John Medina is a developmental molecular biologist. The neuroscience research in his book “Brain Rules” offers essential knowledge for us busy 21st century folks.
Some of his findings –
1. You’ve got seconds to grab someone’s attention and only 10 minutes to keep it. At 9 minutes and 59 seconds, you must do something to regain attention and restart the clock—something emotional and relevant. Also, the brain needs a break.
2. We are not used to sitting at a desk for eight hours a day. From an evolutionary perspective, our brains developed while we walked or ran as many as 12 miles a day. The brain still craves this experience. That’s why exercise boosts brain power in sedentary populations like our own.
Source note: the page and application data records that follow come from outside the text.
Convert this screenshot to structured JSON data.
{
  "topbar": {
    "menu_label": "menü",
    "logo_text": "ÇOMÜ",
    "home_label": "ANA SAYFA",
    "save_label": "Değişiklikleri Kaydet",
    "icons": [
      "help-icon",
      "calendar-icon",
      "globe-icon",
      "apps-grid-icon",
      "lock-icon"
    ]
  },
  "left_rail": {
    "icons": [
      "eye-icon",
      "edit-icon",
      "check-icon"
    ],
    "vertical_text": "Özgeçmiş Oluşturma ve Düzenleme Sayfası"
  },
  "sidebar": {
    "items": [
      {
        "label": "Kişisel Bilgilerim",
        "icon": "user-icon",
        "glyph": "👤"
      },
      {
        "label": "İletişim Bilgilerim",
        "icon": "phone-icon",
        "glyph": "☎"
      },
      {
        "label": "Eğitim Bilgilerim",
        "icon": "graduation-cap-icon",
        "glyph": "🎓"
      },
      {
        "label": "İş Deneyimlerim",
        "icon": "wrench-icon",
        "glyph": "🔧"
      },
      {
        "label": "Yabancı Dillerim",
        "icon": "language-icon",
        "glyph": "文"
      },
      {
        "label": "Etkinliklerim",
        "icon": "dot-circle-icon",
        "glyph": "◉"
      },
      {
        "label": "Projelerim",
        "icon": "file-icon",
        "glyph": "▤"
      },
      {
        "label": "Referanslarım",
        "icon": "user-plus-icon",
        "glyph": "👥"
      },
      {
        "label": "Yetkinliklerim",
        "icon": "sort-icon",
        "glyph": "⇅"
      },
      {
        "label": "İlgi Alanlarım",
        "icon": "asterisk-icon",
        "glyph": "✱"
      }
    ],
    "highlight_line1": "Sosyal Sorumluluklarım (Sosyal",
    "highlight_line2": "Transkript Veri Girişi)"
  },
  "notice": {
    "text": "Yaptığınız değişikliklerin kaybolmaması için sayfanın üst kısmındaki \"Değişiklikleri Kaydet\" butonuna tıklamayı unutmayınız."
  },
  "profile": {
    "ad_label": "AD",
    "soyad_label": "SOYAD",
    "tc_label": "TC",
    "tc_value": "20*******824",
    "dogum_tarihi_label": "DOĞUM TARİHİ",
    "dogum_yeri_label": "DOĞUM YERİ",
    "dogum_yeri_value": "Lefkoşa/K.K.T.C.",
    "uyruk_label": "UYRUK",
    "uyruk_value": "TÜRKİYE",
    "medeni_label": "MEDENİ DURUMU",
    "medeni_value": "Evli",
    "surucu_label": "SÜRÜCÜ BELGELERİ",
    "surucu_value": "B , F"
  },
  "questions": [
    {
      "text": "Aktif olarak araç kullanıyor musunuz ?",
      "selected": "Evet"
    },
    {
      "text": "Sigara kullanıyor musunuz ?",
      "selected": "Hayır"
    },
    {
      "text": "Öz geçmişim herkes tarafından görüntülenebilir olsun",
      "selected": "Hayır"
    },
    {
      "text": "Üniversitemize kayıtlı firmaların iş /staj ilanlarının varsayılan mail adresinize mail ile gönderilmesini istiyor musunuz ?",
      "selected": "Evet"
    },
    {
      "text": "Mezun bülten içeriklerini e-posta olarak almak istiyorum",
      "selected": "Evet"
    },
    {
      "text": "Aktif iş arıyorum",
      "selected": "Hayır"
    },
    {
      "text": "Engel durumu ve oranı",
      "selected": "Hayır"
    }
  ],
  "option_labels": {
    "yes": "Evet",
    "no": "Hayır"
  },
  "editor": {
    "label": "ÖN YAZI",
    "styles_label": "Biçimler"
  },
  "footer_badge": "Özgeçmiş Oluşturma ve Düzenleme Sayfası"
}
3. Ever feel tired about three o’clock in the afternoon? That’s because your brain really wants to take a nap. You might be more productive if you did. In one study, a 26-minute nap improved NASA pilots’ performance by 34 percent.
4. Because we don’t fully understand how our brains work, we do dumb things. We try to talk on our cell phones and drive at the same time, even though it is literally impossible for our brains to multitask when it comes to paying attention. Driving while talking on a cell phone is like driving drunk.
5. If you wanted to create an education environment that was directly opposed to what the brain was good at doing, you probably would design something like a classroom.
6. If you wanted to create a business environment that was directly opposed to what the brain was good at doing, you probably would design something like a cubicle.
7. Your brain is built to deal with stress that lasts about 30 seconds. The brain is not designed for long term stress when you feel like you have no control. Stress damages virtually every kind of cognition that exists.
8. When you’re always online you’re always distracted.
9. The human brain can only hold about seven pieces of information for less than 30 seconds! Which means, your brain can only handle a 7-digit phone number. If you want to extend the 30 seconds to a few minutes or even an hour or two, you will need to consistently re-expose yourself to the information. You have to repeat to remember.
10. The brain appears to be designed to (1) solve problems (2) related to surviving (3) in an unstable outdoor environment, and (4) to do so in nearly constant motion.